Wherever pictures occur in the entries below, leave them out and retype the rest exactly.

■ **EXERCISE INPUT**:
>>>

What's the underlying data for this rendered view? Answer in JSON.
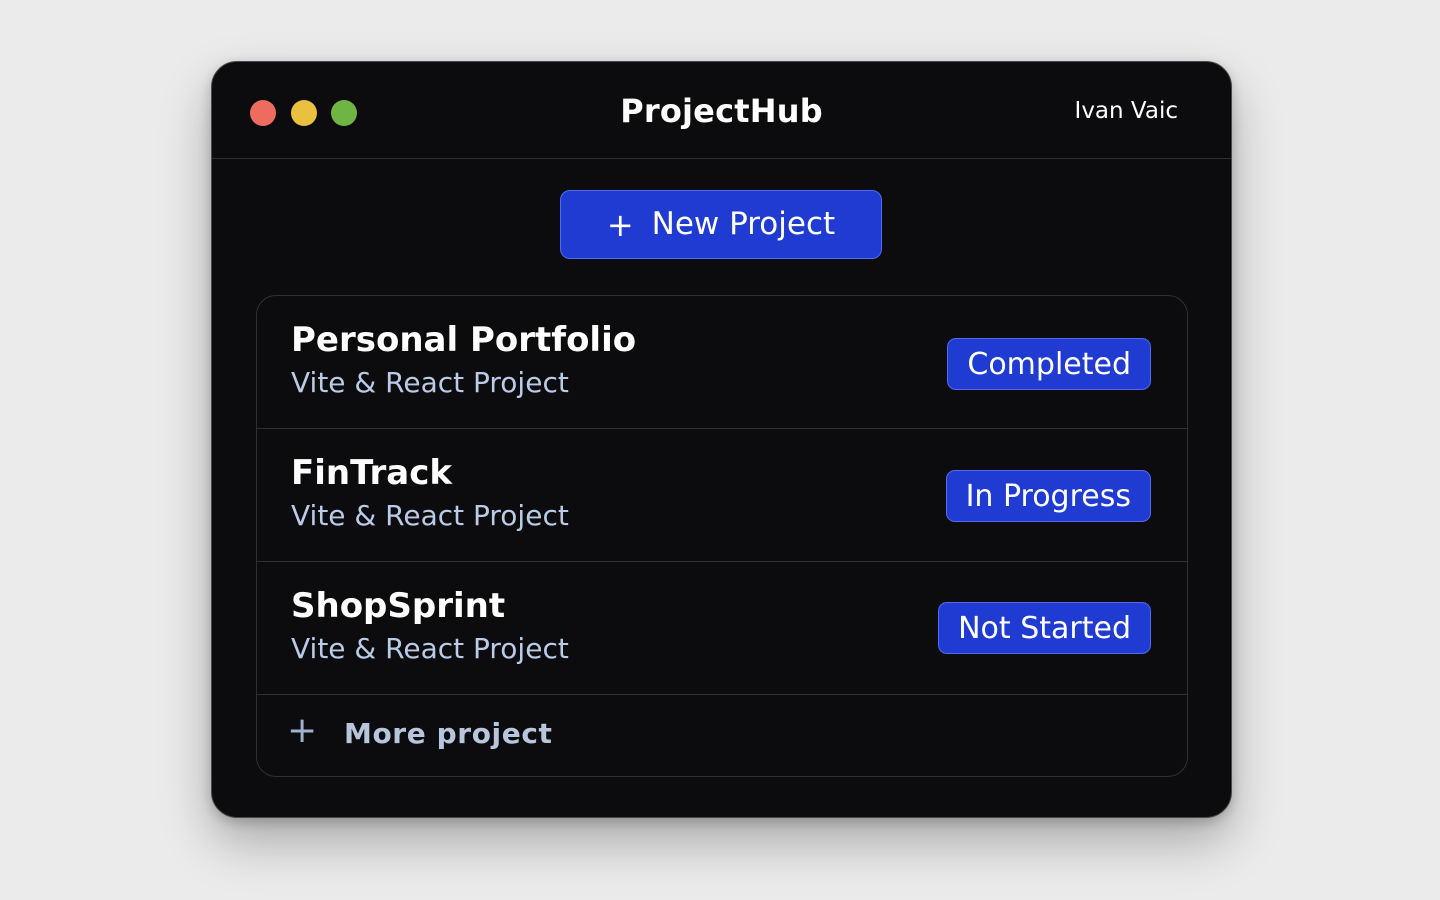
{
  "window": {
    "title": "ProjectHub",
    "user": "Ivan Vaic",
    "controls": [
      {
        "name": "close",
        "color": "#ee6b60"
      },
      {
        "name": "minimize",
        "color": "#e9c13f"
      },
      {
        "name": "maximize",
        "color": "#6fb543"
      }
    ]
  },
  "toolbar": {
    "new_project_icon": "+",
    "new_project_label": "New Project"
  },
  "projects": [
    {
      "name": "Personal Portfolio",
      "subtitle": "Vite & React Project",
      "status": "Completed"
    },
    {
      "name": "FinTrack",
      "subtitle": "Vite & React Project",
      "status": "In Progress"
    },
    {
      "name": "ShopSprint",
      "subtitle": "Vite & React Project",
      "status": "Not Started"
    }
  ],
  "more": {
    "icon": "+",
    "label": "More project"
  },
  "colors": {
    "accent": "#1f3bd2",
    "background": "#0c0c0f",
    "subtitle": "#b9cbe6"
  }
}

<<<

■ **EXPECTED OUTPUT**:
What's the underlying data for this rendered view? Answer in JSON.
{
  "window": {
    "title": "ProjectHub",
    "user": "Ivan Vaic",
    "controls": [
      {
        "name": "close",
        "color": "#ee6b60"
      },
      {
        "name": "minimize",
        "color": "#e9c13f"
      },
      {
        "name": "maximize",
        "color": "#6fb543"
      }
    ]
  },
  "toolbar": {
    "new_project_icon": "+",
    "new_project_label": "New Project"
  },
  "projects": [
    {
      "name": "Personal Portfolio",
      "subtitle": "Vite & React Project",
      "status": "Completed"
    },
    {
      "name": "FinTrack",
      "subtitle": "Vite & React Project",
      "status": "In Progress"
    },
    {
      "name": "ShopSprint",
      "subtitle": "Vite & React Project",
      "status": "Not Started"
    }
  ],
  "more": {
    "icon": "+",
    "label": "More project"
  },
  "colors": {
    "accent": "#1f3bd2",
    "background": "#0c0c0f",
    "subtitle": "#b9cbe6"
  }
}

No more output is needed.